To take care of his new family Mike got a job at the mill. The money was great: he was pulling in $3,000 a month, after taxes, with no post- secondary school. Nadia stayed home to look after their daughter. For a time, life was straightforward.
Then Mike got laid off.
The duo moved across the Lower Mainland so Mike could go to school. Nicole worked as a cashier in a fast food restaurant while he finished his accounting diploma. Money was tight and their family support was 200 kilometres away.
At 18, Nadia clued in to how important income is to family stability. “I realized what money stress is,” she says. “Do I hate you [Mike]? Or is it just money stress?”
Even after her husband started working for the federal government, their finances were stretched to the limit. Between rent, utilities, groceries and one car, every penny disappeared.
“This was in the era before credit cards and cell phones [were universal accessories]. Things were simpler then,” says Mike. He notes that his young employees spend heavily on cell phones and travel, luxuries that were beyond his dreams until recently. “Now there’s all that money that just pours out on a daily basis.”
Two more kids later, the young family moved home to this small city where houses are cheaper and opportunity wide open. In 2007, they bought the restaurant franchise.
A front-row seat to Gen-Y angst At an age when many Vancouver parents are strolling their first baby around the Seawall in a Bugaboo, Mike and Nadia are nearing the finish line. At work however, they feel they’re perpetually parenting their motley crew of late teens and aspiring young adults. It’s a very different generation from their own, they report, with very different struggles. For one thing, Nadia says, “When I started working, whatever your boss asked you to do, you did... I asked one new employee to do the dishes the other day. He said, ‘No, I don’t feel like it.’
“We fired a kid recently; he said he’d rather argue with us about his job than actually work.”
Firings are rare, though. Nadia and Mike see their role as many teens’ first boss to be one of mentorship. But Nadia has had to pull back in frustration from her initial impulse to help the most troubled kids.
The couple has hired several former and current foster kids, but none stayed long. Nadia recalls one young woman whom she hired in spite of a pierced and shabby appearance. She kept the teen on even when she showed up drunk for several shifts.

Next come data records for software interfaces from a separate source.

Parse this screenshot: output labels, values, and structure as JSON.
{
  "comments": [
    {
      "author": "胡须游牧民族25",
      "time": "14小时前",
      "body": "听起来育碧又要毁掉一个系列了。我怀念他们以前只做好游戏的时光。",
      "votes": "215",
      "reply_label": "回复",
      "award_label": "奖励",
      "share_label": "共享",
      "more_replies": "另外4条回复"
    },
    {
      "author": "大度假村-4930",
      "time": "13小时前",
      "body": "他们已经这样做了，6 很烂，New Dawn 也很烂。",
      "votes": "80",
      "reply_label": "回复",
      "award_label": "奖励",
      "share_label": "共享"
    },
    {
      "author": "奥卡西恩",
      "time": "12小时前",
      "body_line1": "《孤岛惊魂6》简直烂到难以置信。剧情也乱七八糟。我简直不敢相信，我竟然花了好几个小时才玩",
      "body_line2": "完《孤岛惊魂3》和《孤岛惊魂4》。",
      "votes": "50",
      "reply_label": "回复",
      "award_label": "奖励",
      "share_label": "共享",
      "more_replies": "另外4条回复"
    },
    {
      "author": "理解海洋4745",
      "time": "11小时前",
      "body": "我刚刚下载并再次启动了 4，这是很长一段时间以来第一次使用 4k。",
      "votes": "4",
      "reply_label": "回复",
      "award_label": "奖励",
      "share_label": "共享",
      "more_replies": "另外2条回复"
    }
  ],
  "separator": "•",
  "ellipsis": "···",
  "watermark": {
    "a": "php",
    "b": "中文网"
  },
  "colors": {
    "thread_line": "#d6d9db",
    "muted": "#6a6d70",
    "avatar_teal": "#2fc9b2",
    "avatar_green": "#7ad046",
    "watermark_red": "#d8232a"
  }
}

Nadia finally had to let the girl go when she punched through a window at the restaurant after a fight with her boyfriend—but only after she drove her ex-employee to the hospital. They hired another young man in the foster care system, but his home life was so unstable he wasn’t reliably appearing at work, and they eventually lost track of him. Yet another foster kid started work, but stopped showing up for her shifts.
She says they’ve also seen an influx of job applicants with autism and other diagnoses: ADHD, epilepsy, Fetal Alcohol Spectrum Disorder. Some have worked out as employees. A cook in his mid-30s has Asperger’s syndrome, which they’ve been able to help him manage at work. Another older employee, a former foster kid, overcame fetal alcohol syndrome to become a manager, but was eventually let go when his own alcoholism affected his work.
But in Nadia’s view, simply getting kids working—especially in a busy, typical first job—would go a long way to getting Gen Y past its failure to launch.
“It teaches them how to manage their money, what life is like, it gets them over the idea that life is easy,” she notes. “The school system and parents can do a better job, simply by letting them fail every once in a while.”
Pieta Woolley reports on solutions to breaking the link between foster care and youth homelessness for The Tyee Solutions Society.
This article was produced by Tyee Solutions Society in collaboration with Tides Canada Initiatives (TCI), with funding from the Vancouver Foundation. TCI and the Vancouver Foundation neither influence nor endorse the particular content of TSS’ reporting. Other publications wishing to publish this story or other Tyee Solutions Society-produced articles, please see TyeeSolutions.org for contacts and information.